|Tropical Supermarket||NJ||South River||62 Main Street||01/26/2017 – 02/13/2020|
|Tropical Supermarket||NJ||Union City||2400 Central Avenue||01/26/2017 – 04/17/2020|
|Tropical Supermarket||NJ||Union City||1208 New York Avenue||01/27/2017 – 03/03/2020|
|Vitelio’s Marketplace||NY||Kew Gardens||116-15 Metropolitan Avenue||01/23/2017 – 02/13/2020|

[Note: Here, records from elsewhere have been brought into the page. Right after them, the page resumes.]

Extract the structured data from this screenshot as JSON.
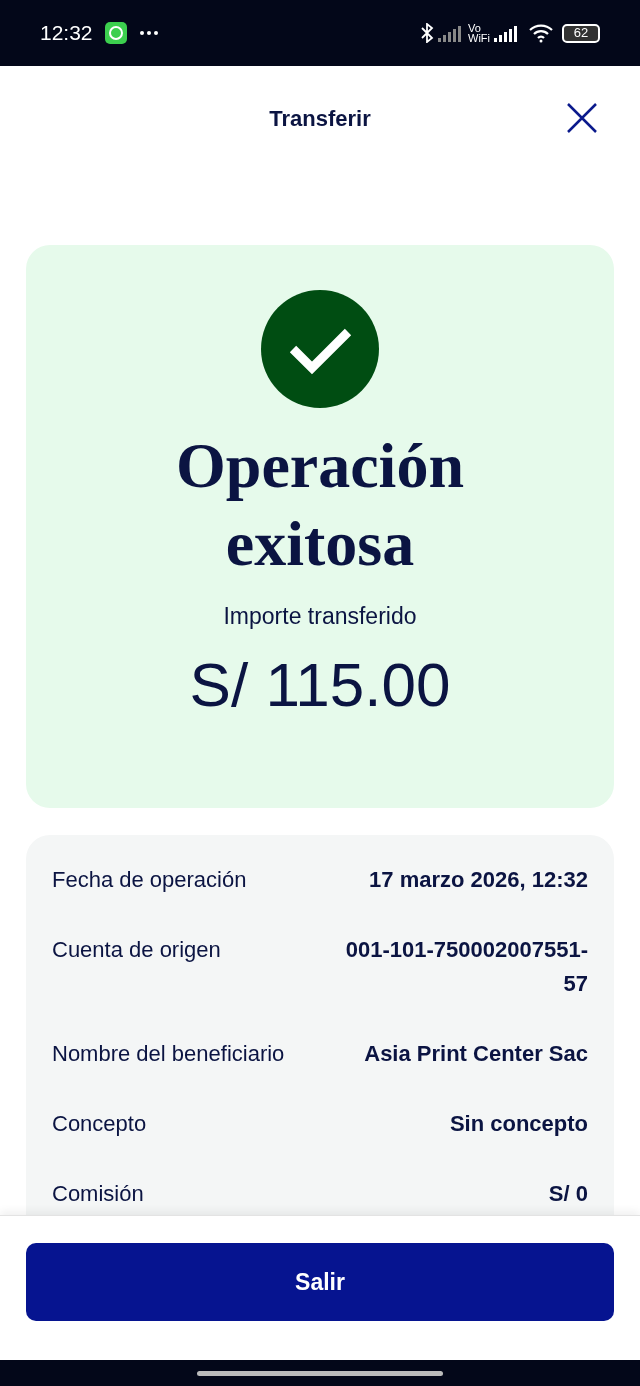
{
  "status_bar": {
    "time": "12:32",
    "battery": "62",
    "wifi_label_top": "Vo",
    "wifi_label_bottom": "WiFi"
  },
  "header": {
    "title": "Transferir"
  },
  "result": {
    "title": "Operación exitosa",
    "subtitle": "Importe transferido",
    "amount": "S/ 115.00"
  },
  "details": [
    {
      "label": "Fecha de operación",
      "value": "17 marzo 2026, 12:32"
    },
    {
      "label": "Cuenta de origen",
      "value": "001-101-750002007551-57"
    },
    {
      "label": "Nombre del beneficiario",
      "value": "Asia Print Center Sac"
    },
    {
      "label": "Concepto",
      "value": "Sin concepto"
    },
    {
      "label": "Comisión",
      "value": "S/ 0"
    }
  ],
  "primary_button": {
    "label": "Salir"
  }
}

|Waverly Gourmet Market||NY||Brooklyn||367 Waverly Avenue||04/09/2019 – 01/24/2020|
|Location||State||City||Address||Exposure Time Period|
|Mega Package Store||GA||Suwanee||2820 Lawrenceville-Suwanee Rd||03/2020 – 06/2020|
Gemini Advisory provides actionable fraud intelligence to the largest financial organizations in an effort to mitigate ever-growing cyber risks. Our proprietary software utilizes asymmetrical solutions in order to help identify and isolate assets targeted by fraudsters and online criminals in real-time.